(1790-1870)

Full Text

1839 [Doubleday, Thomas] (1790-1870). “The Political Pilgrim’s Progress.” Northern Liberator 2.66, 68 - 69, 71, 74 - 76 (January 19, February 2 - 9, February 23, March 16 - 30, 1839): 3, 3, 3, 3, 3, 3, 3. Rpt. with illustrations as The Political Pilgrim’s Progress. From the Northern Liberator. Newcastle-Upon-Tyne, Eng.: Ptd. at the Northern Liberator Office by John Bell, 1839; and in Chartist Fiction. Thomas Doubleday, The Political Pilgrim’s Progress. Thomas Martin Wheeler, Sunshine and Shadow. Ed. Ian Haywood (Aldershot, Eng.: Ashgate, 1999), 17-59 with “Editor’s Notes (59-63). Doubleday is given as the author in Horst Rossler, “Literatur und politische agitation im Chartismus.

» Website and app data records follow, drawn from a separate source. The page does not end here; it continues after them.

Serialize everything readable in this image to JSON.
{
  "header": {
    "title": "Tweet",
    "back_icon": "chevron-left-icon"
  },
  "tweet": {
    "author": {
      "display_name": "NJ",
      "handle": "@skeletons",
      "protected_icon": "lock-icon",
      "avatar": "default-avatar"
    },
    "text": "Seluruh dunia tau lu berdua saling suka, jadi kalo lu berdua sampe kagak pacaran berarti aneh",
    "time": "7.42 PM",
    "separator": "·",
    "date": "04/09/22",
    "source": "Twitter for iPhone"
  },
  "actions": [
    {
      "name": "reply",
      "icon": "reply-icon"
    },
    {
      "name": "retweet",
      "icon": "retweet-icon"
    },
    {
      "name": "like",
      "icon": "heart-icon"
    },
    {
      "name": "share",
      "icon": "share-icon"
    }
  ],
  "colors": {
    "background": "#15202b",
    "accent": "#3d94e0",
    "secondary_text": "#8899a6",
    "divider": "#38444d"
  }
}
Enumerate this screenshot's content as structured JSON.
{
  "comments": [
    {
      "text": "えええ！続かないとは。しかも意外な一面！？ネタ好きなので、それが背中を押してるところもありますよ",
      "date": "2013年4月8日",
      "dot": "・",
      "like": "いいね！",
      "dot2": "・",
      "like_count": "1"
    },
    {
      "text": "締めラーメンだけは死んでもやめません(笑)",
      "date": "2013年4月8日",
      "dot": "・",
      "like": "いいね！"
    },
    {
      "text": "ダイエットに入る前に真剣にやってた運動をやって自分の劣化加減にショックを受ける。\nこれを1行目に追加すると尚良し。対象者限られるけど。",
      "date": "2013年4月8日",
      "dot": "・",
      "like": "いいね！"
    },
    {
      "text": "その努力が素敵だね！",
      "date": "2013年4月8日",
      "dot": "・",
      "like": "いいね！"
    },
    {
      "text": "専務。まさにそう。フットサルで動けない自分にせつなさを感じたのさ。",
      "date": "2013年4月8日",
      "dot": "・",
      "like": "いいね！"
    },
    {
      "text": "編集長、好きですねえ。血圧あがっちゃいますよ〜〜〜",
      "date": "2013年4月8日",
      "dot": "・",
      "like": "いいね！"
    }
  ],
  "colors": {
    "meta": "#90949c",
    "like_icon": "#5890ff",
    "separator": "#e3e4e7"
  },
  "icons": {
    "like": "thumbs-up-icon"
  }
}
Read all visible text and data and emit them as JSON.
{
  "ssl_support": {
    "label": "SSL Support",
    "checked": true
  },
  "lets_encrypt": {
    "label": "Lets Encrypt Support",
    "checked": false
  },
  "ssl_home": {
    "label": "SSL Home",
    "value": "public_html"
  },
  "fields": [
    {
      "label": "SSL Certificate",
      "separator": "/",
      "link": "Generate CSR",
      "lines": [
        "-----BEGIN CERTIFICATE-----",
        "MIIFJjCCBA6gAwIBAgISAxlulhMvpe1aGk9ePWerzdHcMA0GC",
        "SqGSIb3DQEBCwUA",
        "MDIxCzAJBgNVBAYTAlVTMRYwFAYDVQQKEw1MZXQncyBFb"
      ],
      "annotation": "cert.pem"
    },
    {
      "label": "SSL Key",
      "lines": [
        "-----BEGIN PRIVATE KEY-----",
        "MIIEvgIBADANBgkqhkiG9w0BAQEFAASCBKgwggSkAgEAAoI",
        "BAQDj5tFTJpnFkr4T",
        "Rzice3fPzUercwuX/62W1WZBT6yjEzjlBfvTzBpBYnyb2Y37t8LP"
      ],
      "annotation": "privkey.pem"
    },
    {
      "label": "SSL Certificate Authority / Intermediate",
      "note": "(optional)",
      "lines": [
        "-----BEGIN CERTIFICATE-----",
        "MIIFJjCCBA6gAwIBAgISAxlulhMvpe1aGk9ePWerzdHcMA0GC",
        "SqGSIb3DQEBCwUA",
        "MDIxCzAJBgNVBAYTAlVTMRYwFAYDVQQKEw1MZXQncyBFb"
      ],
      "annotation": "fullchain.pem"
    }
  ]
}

Eine Studie zu Thomas Doubledays Political Pilgrims Progress.” Englisch Amerikanische Studien 3 (1981): 3 (1981): 108-21. This is accepted by H. Gustav Klaus, The Literature of Labour: Two Hundred Years of Working-Class Writing (Brighton, Sussex, Eng.: The Harvester Press, 1985), 51-52, but Haywood, in his “Editor’s Introduction” (3), argues that Robert Blakey (1795-1878) was also involved in writing it. L

An allegory in which Radical makes his way with his family from the City of Plunder to the City of Reform. While meeting much opposition and overcoming many temptations, he arrives in the City of Reform, which has no direct taxes, no professional politicians, no standing army, and no distinctions between rich and poor. It has a citizen’s militia and requires its men aged 20 to 50 to be armed both physically and morally.